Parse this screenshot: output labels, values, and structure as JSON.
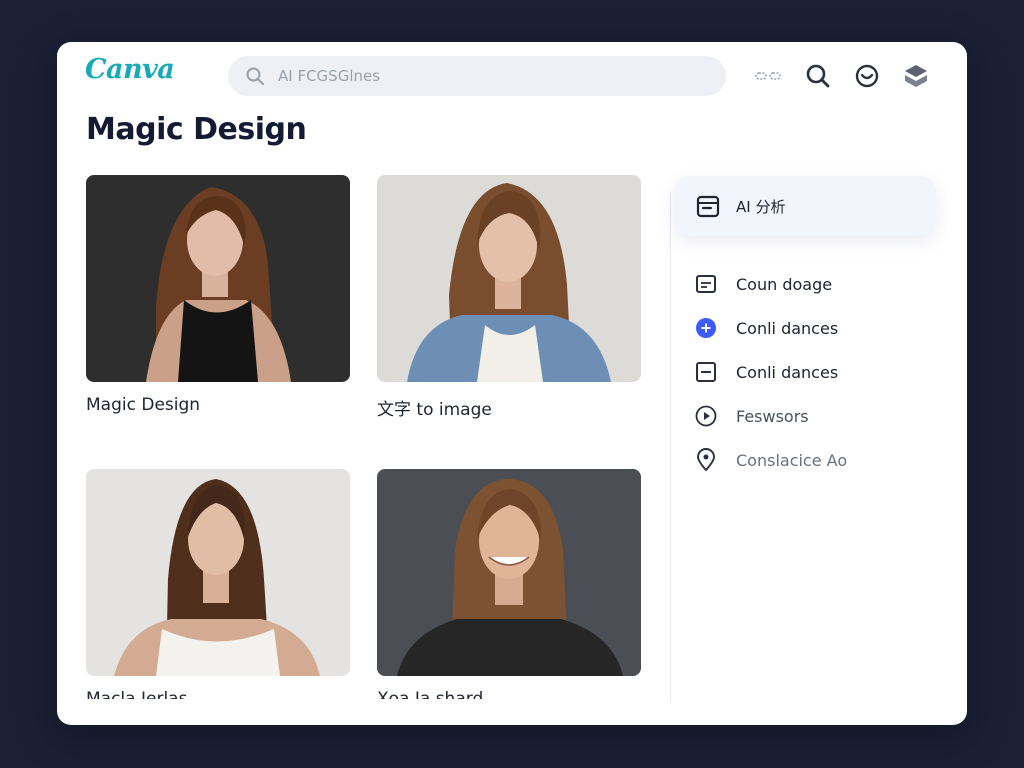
{
  "app": {
    "brand": "Canva"
  },
  "search": {
    "placeholder": "AI FCGSGlnes"
  },
  "header_icons": [
    {
      "icon": "link-icon"
    },
    {
      "icon": "search-icon"
    },
    {
      "icon": "chat-icon"
    },
    {
      "icon": "layers-icon"
    }
  ],
  "page": {
    "title": "Magic Design"
  },
  "cards": [
    {
      "label": "Magic Design",
      "bg": "#2e2e2e"
    },
    {
      "label": "文字 to image",
      "bg": "#dcdbd8"
    },
    {
      "label": "Macla Ierlas",
      "bg": "#e4e3e1"
    },
    {
      "label": "Xoa Ia shard",
      "bg": "#4b4e55"
    }
  ],
  "sidebar": {
    "top_item": {
      "label": "AI 分析",
      "icon": "calendar-icon"
    },
    "items": [
      {
        "label": "Coun doage",
        "icon": "document-icon"
      },
      {
        "label": "Conli dances",
        "icon": "plus-circle-icon"
      },
      {
        "label": "Conli dances",
        "icon": "minus-square-icon"
      },
      {
        "label": "Feswsors",
        "icon": "play-icon"
      },
      {
        "label": "Conslacice Ao",
        "icon": "location-pin-icon"
      }
    ]
  },
  "colors": {
    "brand": "#19aab8",
    "accent": "#3d5afe",
    "backdrop": "#1b2037"
  }
}
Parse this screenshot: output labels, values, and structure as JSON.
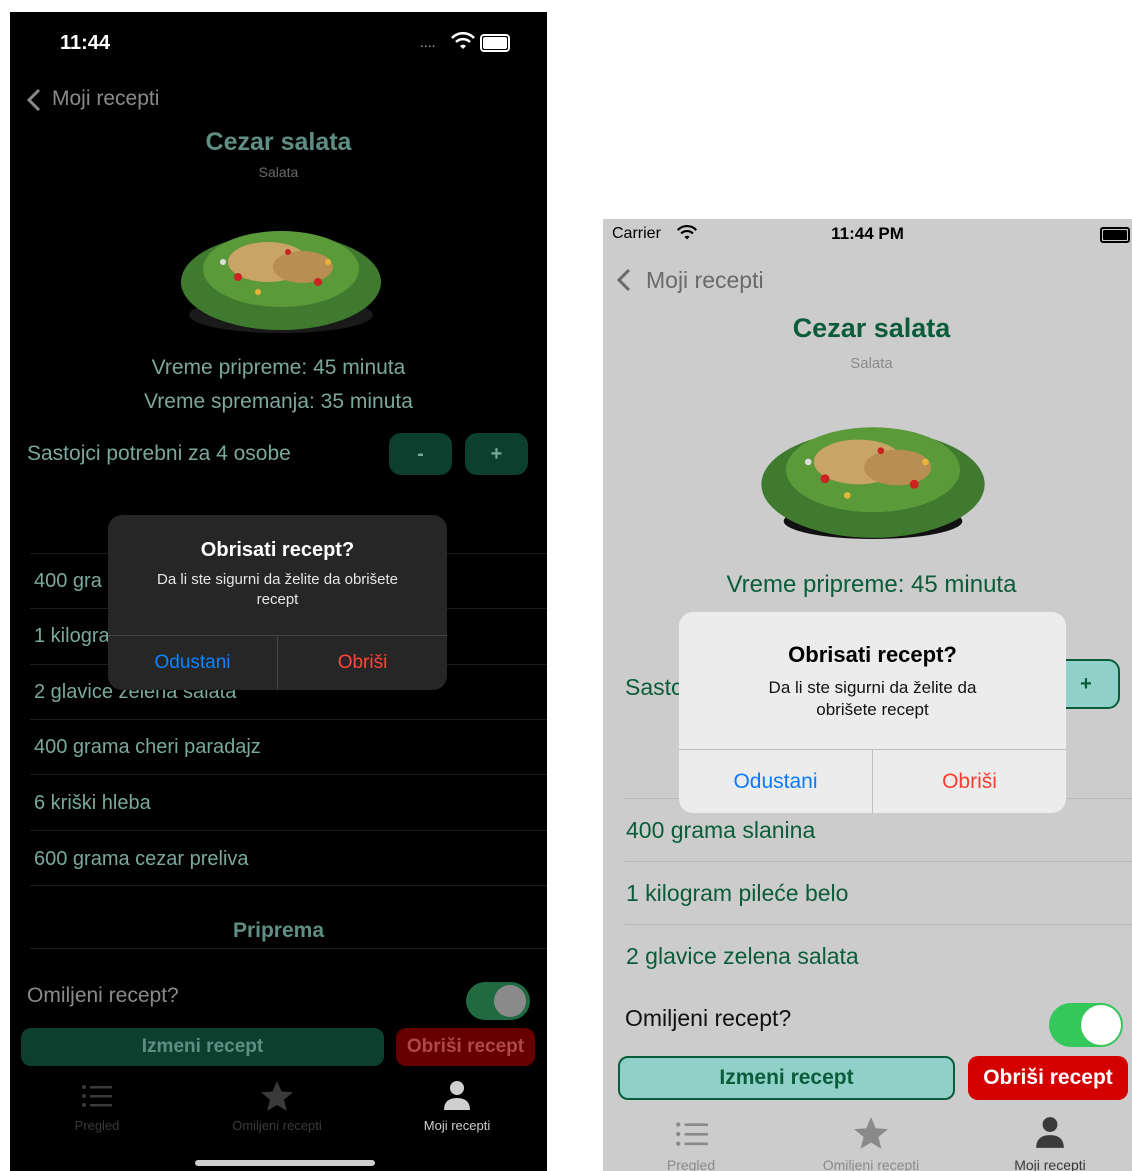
{
  "dark": {
    "status": {
      "time": "11:44",
      "dots": "...."
    },
    "nav": {
      "back_label": "Moji recepti"
    },
    "recipe": {
      "title": "Cezar salata",
      "category": "Salata",
      "prep_time": "Vreme pripreme: 45 minuta",
      "cook_time": "Vreme spremanja: 35 minuta",
      "servings_label": "Sastojci potrebni za 4 osobe",
      "minus": "-",
      "plus": "+"
    },
    "ingredients": [
      "400 grama slanina",
      "1 kilogram pileće belo",
      "2 glavice zelena salata",
      "400 grama cheri paradajz",
      "6 kriški hleba",
      "600 grama cezar preliva"
    ],
    "ingredients_visible": [
      "400 gra",
      "1 kilogra",
      "2 glavice zelena salata",
      "400 grama cheri paradajz",
      "6 kriški hleba",
      "600 grama cezar preliva"
    ],
    "section_preparation": "Priprema",
    "favorite_label": "Omiljeni recept?",
    "edit_button": "Izmeni recept",
    "delete_button": "Obriši recept",
    "alert": {
      "title": "Obrisati recept?",
      "message": "Da li ste sigurni da želite da obrišete recept",
      "cancel": "Odustani",
      "confirm": "Obriši"
    },
    "tabs": [
      {
        "label": "Pregled",
        "icon": "list-icon"
      },
      {
        "label": "Omiljeni recepti",
        "icon": "star-icon"
      },
      {
        "label": "Moji recepti",
        "icon": "person-icon"
      }
    ]
  },
  "light": {
    "status": {
      "carrier": "Carrier",
      "time": "11:44 PM"
    },
    "nav": {
      "back_label": "Moji recepti"
    },
    "recipe": {
      "title": "Cezar salata",
      "category": "Salata",
      "prep_time": "Vreme pripreme: 45 minuta",
      "servings_visible": "Sastc",
      "plus": "+"
    },
    "ingredients": [
      "400 grama slanina",
      "1 kilogram pileće belo",
      "2 glavice zelena salata"
    ],
    "favorite_label": "Omiljeni recept?",
    "edit_button": "Izmeni recept",
    "delete_button": "Obriši recept",
    "alert": {
      "title": "Obrisati recept?",
      "message": "Da li ste sigurni da želite da obrišete recept",
      "cancel": "Odustani",
      "confirm": "Obriši"
    },
    "tabs": [
      {
        "label": "Pregled",
        "icon": "list-icon"
      },
      {
        "label": "Omiljeni recepti",
        "icon": "star-icon"
      },
      {
        "label": "Moji recepti",
        "icon": "person-icon"
      }
    ]
  },
  "colors": {
    "dark_accent": "#0c3f2e",
    "light_accent": "#0b5c3a",
    "light_edit_button": "#8fd0c8",
    "delete_red": "#d40000",
    "alert_blue": "#0a84ff",
    "alert_red": "#ff453a",
    "toggle_green": "#34c759"
  }
}
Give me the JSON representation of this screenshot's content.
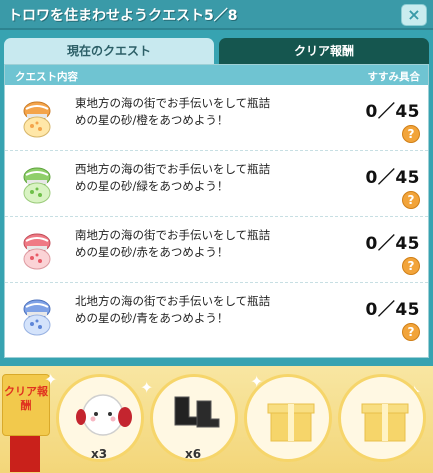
{
  "window": {
    "title": "トロワを住まわせようクエスト5／8",
    "close_label": "×"
  },
  "tabs": [
    {
      "label": "現在のクエスト",
      "active": true
    },
    {
      "label": "クリア報酬",
      "active": false
    }
  ],
  "quest_list": {
    "header_left": "クエスト内容",
    "header_right": "すすみ具合",
    "help_label": "?",
    "items": [
      {
        "description": "東地方の海の街でお手伝いをして瓶詰めの星の砂/橙をあつめよう！",
        "progress": "0／45",
        "icon": "orange-star-sand-jar-icon",
        "color": "#f4a44b"
      },
      {
        "description": "西地方の海の街でお手伝いをして瓶詰めの星の砂/緑をあつめよう！",
        "progress": "0／45",
        "icon": "green-star-sand-jar-icon",
        "color": "#8fcf6a"
      },
      {
        "description": "南地方の海の街でお手伝いをして瓶詰めの星の砂/赤をあつめよう！",
        "progress": "0／45",
        "icon": "red-star-sand-jar-icon",
        "color": "#ef7a85"
      },
      {
        "description": "北地方の海の街でお手伝いをして瓶詰めの星の砂/青をあつめよう！",
        "progress": "0／45",
        "icon": "blue-star-sand-jar-icon",
        "color": "#7fa2e6"
      }
    ]
  },
  "rewards": {
    "label": "クリア報酬",
    "items": [
      {
        "icon": "white-creature-earmuffs-icon",
        "count": "x3"
      },
      {
        "icon": "black-boots-icon",
        "count": "x6"
      },
      {
        "icon": "gift-box-icon",
        "count": ""
      },
      {
        "icon": "gift-box-icon",
        "count": ""
      }
    ]
  }
}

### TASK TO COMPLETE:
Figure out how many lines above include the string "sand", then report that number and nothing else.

### EXERCISE ANSWER:
4